The Adirondack park, with its vast wilderness and many remote locations offers excellent and relativity light pollution free view of the stars, planets & other celestial bodies with your telescope as well as the naked eye and sometimes simple binoculars. Just Ask anyone who has gone camping in the Adirondacks and they will always remark about the beauty of the night sky, and about “how bright the stars look”. When you combine the beautiful night sky with the warmth and crackling sound of a campfire, you have an experience that parents and their kids will remember for a lifetime.
Constellations Visible in the Northern Hemisphere
North Polar Constellations
- Ursa Major (The Big Dipper)
- Ursa Minor (The Little Dipper)
- Canes Venatici
- Coma Berenices
- Leo Minor
- Corona Australis
- Corona Borealis
- Piscis Austrinus
- Canis Major
- Canis Minor
The solar system’s smallest planet flits back and forth from morning sky to evening sky several times a year. It never strays far from the Sun in our sky, so it’s tough to find in the glare. From the northern hemisphere, it is visible in the morning sky this year in February, May and June, and September. The late-year appearance is the best because the planet will stand highest above the horizon. In the evening, Mercury is best seen in April, July and August, and November. The spring appearance is best, in part because Mercury will approach to within a few degrees of much-brighter Venus.

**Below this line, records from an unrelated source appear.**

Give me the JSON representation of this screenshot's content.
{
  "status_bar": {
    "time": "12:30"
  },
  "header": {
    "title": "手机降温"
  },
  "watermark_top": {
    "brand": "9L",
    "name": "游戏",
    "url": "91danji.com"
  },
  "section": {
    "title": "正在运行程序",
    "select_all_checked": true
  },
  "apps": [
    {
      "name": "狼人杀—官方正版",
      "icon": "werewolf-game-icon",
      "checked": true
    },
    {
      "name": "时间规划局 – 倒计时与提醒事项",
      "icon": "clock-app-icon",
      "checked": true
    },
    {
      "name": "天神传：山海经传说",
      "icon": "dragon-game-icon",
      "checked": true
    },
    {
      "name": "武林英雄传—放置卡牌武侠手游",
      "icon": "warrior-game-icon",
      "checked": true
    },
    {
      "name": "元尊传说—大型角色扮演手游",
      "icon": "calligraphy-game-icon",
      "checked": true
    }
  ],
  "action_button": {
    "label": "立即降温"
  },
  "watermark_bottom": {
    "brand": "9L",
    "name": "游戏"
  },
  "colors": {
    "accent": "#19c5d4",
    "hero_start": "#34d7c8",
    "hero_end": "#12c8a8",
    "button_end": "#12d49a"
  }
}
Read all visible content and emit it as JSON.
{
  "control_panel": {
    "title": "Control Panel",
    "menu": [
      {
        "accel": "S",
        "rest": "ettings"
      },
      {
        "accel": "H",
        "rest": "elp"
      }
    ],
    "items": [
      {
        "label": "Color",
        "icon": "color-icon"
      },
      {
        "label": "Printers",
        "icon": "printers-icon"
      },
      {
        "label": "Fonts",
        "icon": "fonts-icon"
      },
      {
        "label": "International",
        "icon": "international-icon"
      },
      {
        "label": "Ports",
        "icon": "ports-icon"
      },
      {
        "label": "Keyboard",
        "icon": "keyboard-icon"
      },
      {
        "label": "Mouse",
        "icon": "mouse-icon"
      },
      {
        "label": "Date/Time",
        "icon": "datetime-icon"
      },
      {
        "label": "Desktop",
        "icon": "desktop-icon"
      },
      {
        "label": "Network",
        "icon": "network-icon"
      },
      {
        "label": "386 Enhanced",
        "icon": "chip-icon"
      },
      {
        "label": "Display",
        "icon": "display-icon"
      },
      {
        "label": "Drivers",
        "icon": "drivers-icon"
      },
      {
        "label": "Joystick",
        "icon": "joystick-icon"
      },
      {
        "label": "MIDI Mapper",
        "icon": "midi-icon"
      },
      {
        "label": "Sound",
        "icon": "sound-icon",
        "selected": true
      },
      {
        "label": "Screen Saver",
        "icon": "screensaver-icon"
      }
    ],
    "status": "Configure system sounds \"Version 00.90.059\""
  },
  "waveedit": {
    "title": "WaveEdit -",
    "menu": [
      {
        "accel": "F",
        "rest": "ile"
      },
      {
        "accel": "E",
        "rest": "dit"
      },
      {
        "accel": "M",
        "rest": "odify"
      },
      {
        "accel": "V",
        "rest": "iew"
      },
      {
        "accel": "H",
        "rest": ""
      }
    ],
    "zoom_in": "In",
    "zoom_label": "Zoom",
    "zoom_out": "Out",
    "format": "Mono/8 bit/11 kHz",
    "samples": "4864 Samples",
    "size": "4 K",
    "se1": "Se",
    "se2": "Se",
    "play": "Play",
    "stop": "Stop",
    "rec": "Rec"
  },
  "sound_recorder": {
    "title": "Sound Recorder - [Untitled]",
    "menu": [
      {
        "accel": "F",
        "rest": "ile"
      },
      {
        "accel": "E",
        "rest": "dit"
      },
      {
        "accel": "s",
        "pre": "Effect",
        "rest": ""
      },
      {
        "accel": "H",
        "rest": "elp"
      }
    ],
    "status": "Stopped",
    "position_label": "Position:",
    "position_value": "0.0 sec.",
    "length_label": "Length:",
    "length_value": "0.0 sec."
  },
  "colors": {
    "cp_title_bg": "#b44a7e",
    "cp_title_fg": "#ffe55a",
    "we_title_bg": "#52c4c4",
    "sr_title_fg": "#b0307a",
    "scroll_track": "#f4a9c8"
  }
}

Venus, the dazzling morning or evening star, outshines all the other stars and planets in the night sky. It moves into the evening sky in March, low in the west as darkness begins to fall. It will climb into better view through the spring and into summer. It will disappear from view in October as it passes between Earth and the Sun. It will return to view as a “morning star” by early November, and remain there for the rest of the year.
Mars puts on its best showing early in the year, when it shines like a brilliant orange “star.” The planet is at opposition in late January, when it passes closest to Earth and shines brightest. As the year progresses, it will fade as it moves farther from Earth. It will disappear from view in the Sun’s glare in December.
The largest planet in our solar system begins the year hidden in the Sun’s glare. It will emerge in the morning sky by late March, when it will shine as a bright beacon low in the east shortly before sunrise. As the year progresses, Jupiter will rise earlier and grow brighter, eventually moving into the evening sky. Its best appearance comes in September, when it lines up opposite the Sun in our sky. It will shine at its brightest for the year and remain visible all night.
Saturn looks like a bright golden star. It spends the entire year in the constellation Virgo, the virgin. Saturn is at its best in late March, when it’s closest to Earth. It disappears behind the Sun in September, then returns to view in the morning sky in late October.
Although it’s the third-largest planet in the solar system, it is so far from the Sun that you need binoculars to see it. It spends all but the first couple of weeks in the constellation Pisces. It stages its best appearance in September, when it is at its brightest and is in the sky all night.
The fourth-largest planet in the solar system is so far away that you need a telescope to find it. Neptune stages its best appearance in August.
*Visible Planetary information, used by permission of The University of Texas McDonald Observatory.